Correction! I completely misquoted Jenny Bent. Her actual tweet was I just blogged on failure, and bravery and heart (clearly something the fellow in my last tweet has a lot of). http://bit.ly/6uKeow My sincere apologies to Ms. Bent! I’ve corrected it below as well. And may I add that Jenny Bent was very gracious in pointing out my error!
I rarely do this on this blog, but I’m going to talk a bit about writing. I saw a tweet the other day by the agent Jenny Bent that said, “I just blogged on failure, and bravery and heart (clearly something the fellow in my last tweet has a lot of). http://bit.ly/6uKeow”
This totally resonated with me. Rejection? It hurts like a bitch. Been there, done that, and I expect to do it again in the future. It’s part of the business. I don’t like it, but I know that I must risk rejection to have any hope of success. That is true for almost anything we do in life.
But Jenny’s tweet really caught my attention right now because I just sent a synopsis to my agent. I told her I needed this synopsis to be very strong and wanted her input.
Guess what I got back? Her input. Direct and profession. She is not worried about hurting my feelings, she is focusing on her job of helping me make this project as strong as possible. The first time I read through her comments, it stung a bit. I did not send her my first draft, I sent her something I really worked on. That I put true time and thought into.

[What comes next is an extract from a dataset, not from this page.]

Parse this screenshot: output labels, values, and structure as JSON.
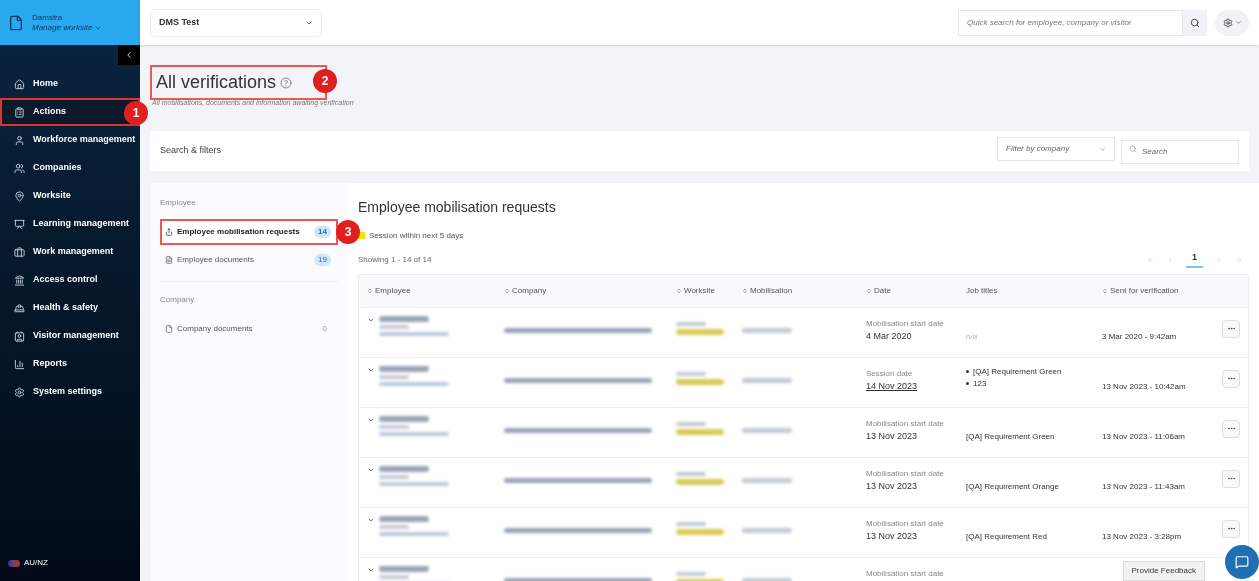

But the cold fact is that it’s not strong enough. Period. It doesn’t matter how much I sweated over it. The synopsis needs more work. So I’m working on it. Really struggling to add the elements my agent suggested, while keeping the parts that I love and making it all work cohesively. And once I do that? There are no guarantees that my agent will like it.
And if she does, and we send it to my editor, it doesn’t mean she’ll buy it. All this sweat, all this work, all this worrying and fretting–it could all be a big fat waste of time and effort. Or it could be exactly what I need to propel me up to the next level of success.
I’ll never know–unless I try.